Marion Jones, the world's fastest woman sprinter, showed why on Saturday.

She was so overpowering that she overshadowed a strong performance by Michael Johnson, the world's No. 1 men's long sprinter.Both ran on relays in the Penn Relays, and Jones' team set an American record, while Johnson's team just missed.

Jones' anchor leg for Nike's 800-meter relay team was brilliant. She took the baton from Nicole Green six meters behind Adidas' LaTarsha Stroman and blazed past her easily to win by six meters before a wildly cheering crowd of 44,309, bringing the three-day attendance to a meet-record 90,982.

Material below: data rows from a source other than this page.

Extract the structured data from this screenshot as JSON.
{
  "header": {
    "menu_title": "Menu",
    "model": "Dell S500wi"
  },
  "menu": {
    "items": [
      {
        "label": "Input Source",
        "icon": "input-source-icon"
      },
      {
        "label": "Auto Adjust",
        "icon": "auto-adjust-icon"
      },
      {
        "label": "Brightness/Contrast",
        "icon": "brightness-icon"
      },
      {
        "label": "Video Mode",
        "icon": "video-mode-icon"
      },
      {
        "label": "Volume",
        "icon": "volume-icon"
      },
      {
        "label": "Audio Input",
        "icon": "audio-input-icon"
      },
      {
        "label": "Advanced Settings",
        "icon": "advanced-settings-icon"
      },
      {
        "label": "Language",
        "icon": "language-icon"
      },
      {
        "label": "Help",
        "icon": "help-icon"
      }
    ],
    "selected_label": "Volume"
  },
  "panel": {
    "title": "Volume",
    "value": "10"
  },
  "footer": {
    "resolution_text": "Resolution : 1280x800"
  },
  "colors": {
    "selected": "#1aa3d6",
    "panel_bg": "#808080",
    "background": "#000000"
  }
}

The time of 1 minute, 29.64 seconds by the Nike team of Tameka Roberts, Inger Miler, Green and Jones, the world 100-meter champion and 1997 Woman Athlete of the Year, smashed the American record of 1:30.20 set by a Nike team here last year. Miller and Green also were a part of that team, along with Celena Mondie-Milner and Chryste Gaines.

This time, the Nike team came close to being disqualified on the exchange between Green and Jones. With Jones taking off quickly, the pass from Green was nearly out of the zone.

"I took off a little too early, and I ran away from her (Green)" Jones said. "But we salvaged it. It is very difficult because you only have an hour to practice."

The world record is 1:28.15 by an East German team in 1980.

Jones also ran on Nike's 400-meter relay team, which was disqualified for passing out of the zone on the first handoff between Passion Richardson and Jones.

It wouldn't have mattered because Nike finished second to the Adidas team of Michelle Freeman, Gaines, Beverly McDonald and Sevatheda Fynes, which clocked 42.51, breaking Franklin Field and Penn Relays records.

Along with Richardson and Jones, the Nike team included Miller and two-time Olympic 100-meter gold medalist Gail Devers.

Johnson, running for Nike's 800-meter relay team, anchored the foursome to victory in 1:19.85, just off the world record of 1:18.68 held by the 1994 Santa Monica Track Club, anchored by Carl Lewis.

"As long as we got a win, that's all that matters," Johnson said after taking the baton with a one-meter lead and winning by nine.

"The handoffs were OK, considering we don't train together very often."

This was Johnson's first competitive race since last August.

Preceding Johnson on the relay were world 100-meter champion Maurice Greene, 1996 Olympic 110-meter hurdles gold medalist and two-time world champion Allen Johnson and Olympic 400-meter runner Alvin Harrison.

Allen Johnson also ran in the 400 relay and helped the Palmetto Flyers beat a Nike team anchored by Maurice Greene in 38.75. Nike was second in 39.28, with a poor handoff between No. 2 Kareem Streete-Thompson and No. 3 Travis Grant possibly costing the victory.

In the day's big collegiate relay, Arkansas avenged its loss to Michigan in Friday's distance medley relay by winning the four-mile event, the first time that distance was contested in the Penn Relays since 1975.

Despite running into a strong headwind, the Razorbacks team of Phil Price, Matt Kerr, Mike Power and Seneca Lassiter won by 60 meters in 16:11.65, just off the meet record of 16:10.6 by Villanova in 1975.

The four-mile relay replaced the 6,000-meter relay.

"It was definitely a sweet victory because we would have had to go home with our heads down," Lassiter said.

Lassiter stepped on the inside of the track just before crossing the finish line and could have been disqualified if he had impeded anyone's progress.

DRAKE RELAYS: Paul McMullen gave the Drake Relays a great race and a sub-4-minute mile to boot.

Continuing his comeback after losing parts of two toes in a lawnmower accident last summer, McMullen outran Terrance Herrington to win the mile in 3:59.12 on a blustery Saturday that also featured victories by Suzy Hamilton, Amy Skieresz and local favorites Joey Woody and Natasha-Kaiser Brown.